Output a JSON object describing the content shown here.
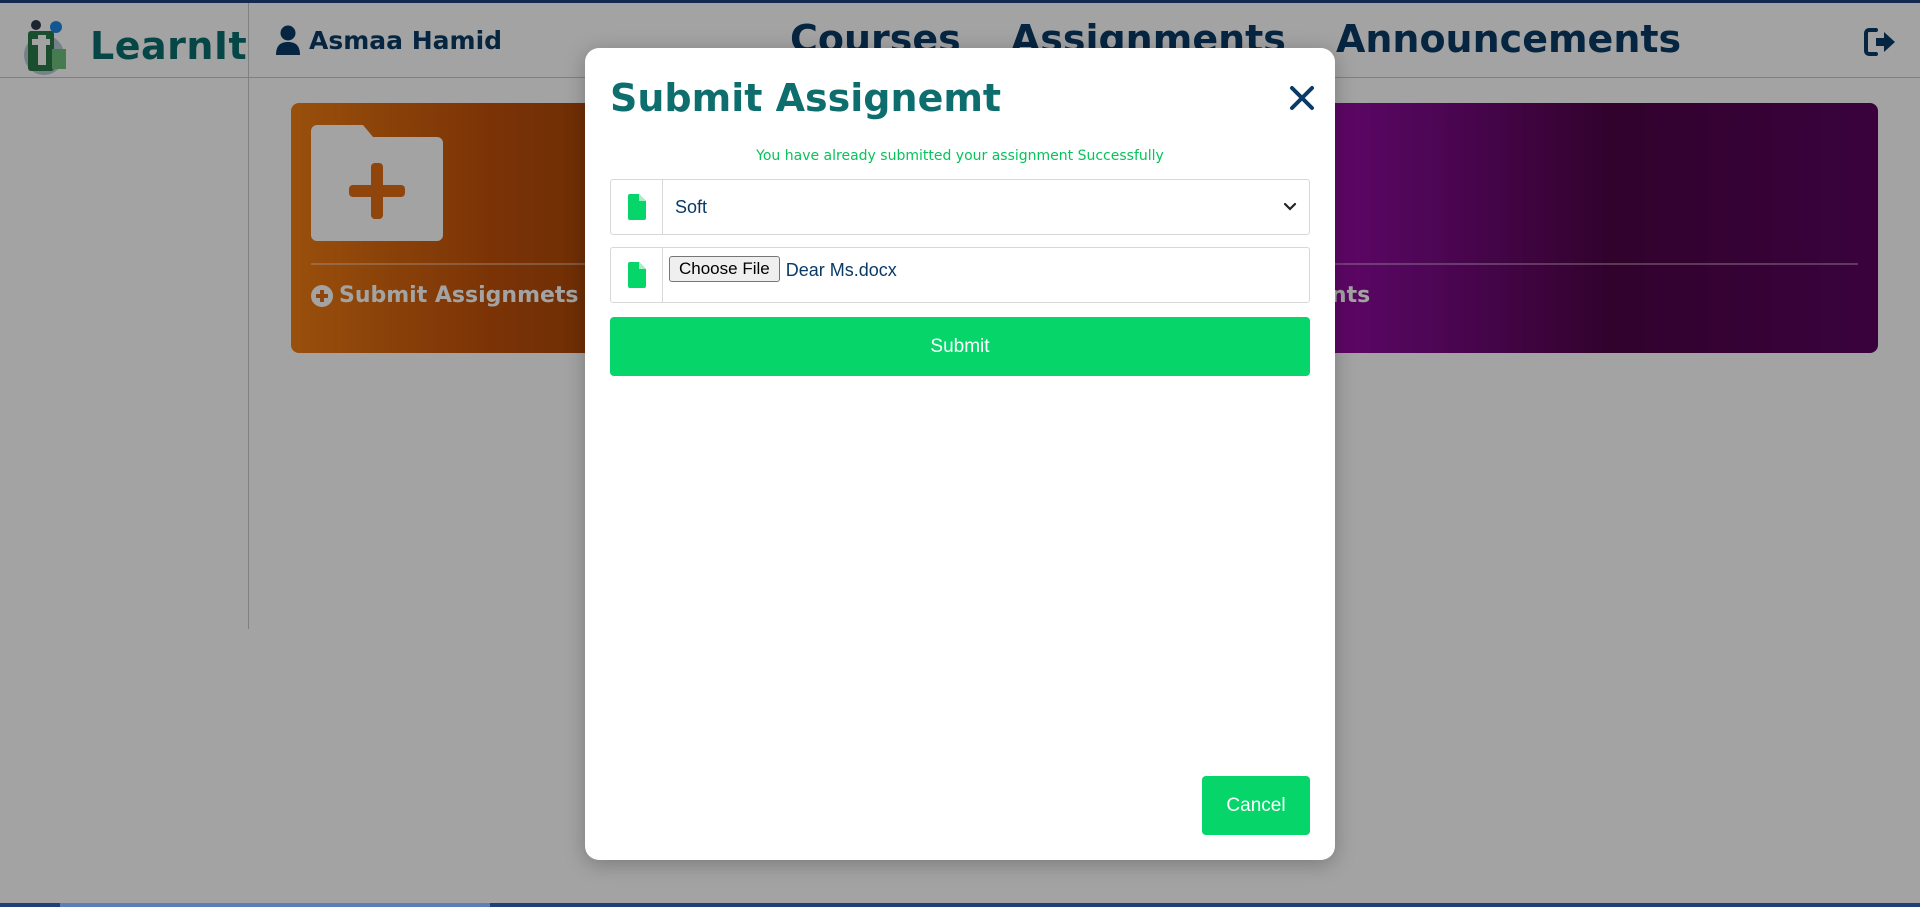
{
  "app": {
    "name": "LearnIt"
  },
  "user": {
    "name": "Asmaa Hamid"
  },
  "nav": {
    "courses": "Courses",
    "assignments": "Assignments",
    "announcements": "Announcements"
  },
  "cards": [
    {
      "label": "Submit Assignmets",
      "color": "#f07d13"
    },
    {
      "label": "ents",
      "color": "#7a0a86"
    }
  ],
  "modal": {
    "title": "Submit Assignemt",
    "success_message": "You have already submitted your assignment Successfully",
    "assignment_select": {
      "selected": "Soft"
    },
    "file_input": {
      "button_label": "Choose File",
      "file_name": "Dear Ms.docx"
    },
    "submit_label": "Submit",
    "cancel_label": "Cancel"
  },
  "colors": {
    "accent_green": "#06d66a",
    "title_teal": "#0e6e6e",
    "navy": "#0a3a66"
  },
  "icons": [
    "user-icon",
    "logout-icon",
    "folder-plus-icon",
    "plus-circle-icon",
    "close-icon",
    "file-icon",
    "chevron-down-icon"
  ]
}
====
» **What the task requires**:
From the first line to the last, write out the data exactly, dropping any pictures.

» **Written solution**:
Output a JSON object describing the content shown here.
{
  "app": {
    "name": "LearnIt"
  },
  "user": {
    "name": "Asmaa Hamid"
  },
  "nav": {
    "courses": "Courses",
    "assignments": "Assignments",
    "announcements": "Announcements"
  },
  "cards": [
    {
      "label": "Submit Assignmets",
      "color": "#f07d13"
    },
    {
      "label": "ents",
      "color": "#7a0a86"
    }
  ],
  "modal": {
    "title": "Submit Assignemt",
    "success_message": "You have already submitted your assignment Successfully",
    "assignment_select": {
      "selected": "Soft"
    },
    "file_input": {
      "button_label": "Choose File",
      "file_name": "Dear Ms.docx"
    },
    "submit_label": "Submit",
    "cancel_label": "Cancel"
  },
  "colors": {
    "accent_green": "#06d66a",
    "title_teal": "#0e6e6e",
    "navy": "#0a3a66"
  },
  "icons": [
    "user-icon",
    "logout-icon",
    "folder-plus-icon",
    "plus-circle-icon",
    "close-icon",
    "file-icon",
    "chevron-down-icon"
  ]
}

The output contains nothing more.